[Source records]
---*---
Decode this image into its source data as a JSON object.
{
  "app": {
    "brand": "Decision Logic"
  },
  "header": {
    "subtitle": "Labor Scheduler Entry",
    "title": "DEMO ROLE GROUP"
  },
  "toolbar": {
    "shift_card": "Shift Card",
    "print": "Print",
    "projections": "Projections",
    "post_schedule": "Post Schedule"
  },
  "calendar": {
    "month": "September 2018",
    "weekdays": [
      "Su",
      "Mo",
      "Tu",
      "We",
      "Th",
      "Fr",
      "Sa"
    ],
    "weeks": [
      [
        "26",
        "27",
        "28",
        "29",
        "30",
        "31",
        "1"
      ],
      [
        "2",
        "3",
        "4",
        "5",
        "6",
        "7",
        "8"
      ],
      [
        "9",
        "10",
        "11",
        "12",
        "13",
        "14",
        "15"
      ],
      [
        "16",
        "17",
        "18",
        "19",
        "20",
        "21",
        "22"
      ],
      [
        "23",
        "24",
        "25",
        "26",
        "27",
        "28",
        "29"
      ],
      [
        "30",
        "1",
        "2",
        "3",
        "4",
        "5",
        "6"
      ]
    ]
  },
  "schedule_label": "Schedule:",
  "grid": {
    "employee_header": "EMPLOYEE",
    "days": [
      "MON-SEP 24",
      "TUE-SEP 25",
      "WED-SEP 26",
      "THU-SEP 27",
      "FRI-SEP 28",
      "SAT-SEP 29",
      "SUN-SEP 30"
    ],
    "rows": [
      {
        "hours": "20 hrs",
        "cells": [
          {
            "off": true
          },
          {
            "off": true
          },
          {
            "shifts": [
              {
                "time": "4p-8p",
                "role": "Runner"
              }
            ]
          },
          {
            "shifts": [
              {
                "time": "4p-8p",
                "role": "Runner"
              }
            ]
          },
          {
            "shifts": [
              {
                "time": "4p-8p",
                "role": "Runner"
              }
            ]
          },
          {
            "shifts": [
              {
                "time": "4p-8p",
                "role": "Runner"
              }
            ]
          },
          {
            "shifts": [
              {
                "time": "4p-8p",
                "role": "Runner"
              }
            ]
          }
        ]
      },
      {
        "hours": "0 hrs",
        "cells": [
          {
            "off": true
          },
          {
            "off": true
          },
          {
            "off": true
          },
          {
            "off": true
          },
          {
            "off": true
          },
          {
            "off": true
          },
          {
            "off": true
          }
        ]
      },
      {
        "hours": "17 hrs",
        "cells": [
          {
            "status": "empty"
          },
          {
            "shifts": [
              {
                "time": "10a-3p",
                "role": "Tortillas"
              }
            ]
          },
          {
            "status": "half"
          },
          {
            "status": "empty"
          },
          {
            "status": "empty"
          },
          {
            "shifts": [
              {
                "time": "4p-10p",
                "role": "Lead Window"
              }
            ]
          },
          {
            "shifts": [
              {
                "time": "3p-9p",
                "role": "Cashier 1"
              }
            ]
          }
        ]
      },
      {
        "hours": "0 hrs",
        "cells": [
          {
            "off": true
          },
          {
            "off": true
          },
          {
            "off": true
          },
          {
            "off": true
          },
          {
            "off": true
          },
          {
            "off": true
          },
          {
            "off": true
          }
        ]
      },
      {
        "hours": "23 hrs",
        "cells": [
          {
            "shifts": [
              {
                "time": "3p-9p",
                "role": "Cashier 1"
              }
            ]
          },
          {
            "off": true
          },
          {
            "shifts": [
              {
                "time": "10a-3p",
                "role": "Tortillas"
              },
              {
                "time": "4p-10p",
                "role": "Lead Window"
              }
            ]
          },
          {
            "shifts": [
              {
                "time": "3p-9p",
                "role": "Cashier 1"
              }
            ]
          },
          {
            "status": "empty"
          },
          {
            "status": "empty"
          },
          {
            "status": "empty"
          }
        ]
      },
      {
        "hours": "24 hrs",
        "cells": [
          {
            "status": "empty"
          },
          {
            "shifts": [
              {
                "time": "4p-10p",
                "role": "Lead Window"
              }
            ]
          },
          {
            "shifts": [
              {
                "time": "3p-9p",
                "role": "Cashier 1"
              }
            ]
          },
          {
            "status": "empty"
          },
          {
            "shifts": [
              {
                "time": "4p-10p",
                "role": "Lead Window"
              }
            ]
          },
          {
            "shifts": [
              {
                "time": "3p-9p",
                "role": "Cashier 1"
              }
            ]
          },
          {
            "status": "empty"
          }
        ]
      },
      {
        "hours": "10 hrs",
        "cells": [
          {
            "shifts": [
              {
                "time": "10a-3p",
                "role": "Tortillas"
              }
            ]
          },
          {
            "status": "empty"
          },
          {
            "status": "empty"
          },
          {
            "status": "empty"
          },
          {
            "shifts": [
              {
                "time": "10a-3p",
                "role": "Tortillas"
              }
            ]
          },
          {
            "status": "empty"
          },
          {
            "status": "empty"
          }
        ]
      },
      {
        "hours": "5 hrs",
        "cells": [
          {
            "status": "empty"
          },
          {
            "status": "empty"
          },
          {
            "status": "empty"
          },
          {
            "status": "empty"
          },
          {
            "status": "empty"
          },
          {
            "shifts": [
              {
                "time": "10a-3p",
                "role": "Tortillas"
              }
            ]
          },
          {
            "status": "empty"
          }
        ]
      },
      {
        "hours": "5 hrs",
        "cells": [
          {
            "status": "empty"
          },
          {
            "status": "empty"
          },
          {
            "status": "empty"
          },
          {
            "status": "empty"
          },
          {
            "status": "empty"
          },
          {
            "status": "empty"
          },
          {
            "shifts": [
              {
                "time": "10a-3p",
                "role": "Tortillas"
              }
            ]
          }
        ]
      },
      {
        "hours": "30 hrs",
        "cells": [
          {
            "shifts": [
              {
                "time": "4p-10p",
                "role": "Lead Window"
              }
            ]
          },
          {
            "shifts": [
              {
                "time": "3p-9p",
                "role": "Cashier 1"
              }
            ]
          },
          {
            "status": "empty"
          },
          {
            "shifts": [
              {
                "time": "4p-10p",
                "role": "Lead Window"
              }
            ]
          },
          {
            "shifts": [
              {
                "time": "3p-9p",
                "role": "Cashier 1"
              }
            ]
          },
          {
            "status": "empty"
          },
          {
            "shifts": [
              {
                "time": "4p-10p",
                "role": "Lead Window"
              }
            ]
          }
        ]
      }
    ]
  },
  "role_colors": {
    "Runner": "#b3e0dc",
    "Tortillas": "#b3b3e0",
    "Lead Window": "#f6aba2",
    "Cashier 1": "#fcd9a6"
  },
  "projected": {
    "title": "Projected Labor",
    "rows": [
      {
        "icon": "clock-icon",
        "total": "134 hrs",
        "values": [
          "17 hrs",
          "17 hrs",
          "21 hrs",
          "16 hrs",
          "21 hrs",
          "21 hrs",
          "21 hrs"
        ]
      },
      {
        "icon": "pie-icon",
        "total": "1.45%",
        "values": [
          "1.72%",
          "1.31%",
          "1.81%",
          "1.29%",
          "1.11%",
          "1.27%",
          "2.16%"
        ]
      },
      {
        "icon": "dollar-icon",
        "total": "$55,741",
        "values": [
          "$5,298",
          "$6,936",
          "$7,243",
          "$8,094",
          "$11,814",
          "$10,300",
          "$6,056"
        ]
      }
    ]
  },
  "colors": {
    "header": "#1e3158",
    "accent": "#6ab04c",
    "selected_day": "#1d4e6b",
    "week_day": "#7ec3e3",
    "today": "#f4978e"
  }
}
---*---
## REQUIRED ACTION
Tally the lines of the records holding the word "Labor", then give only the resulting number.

## SOLUTION FOR THIS TASK
2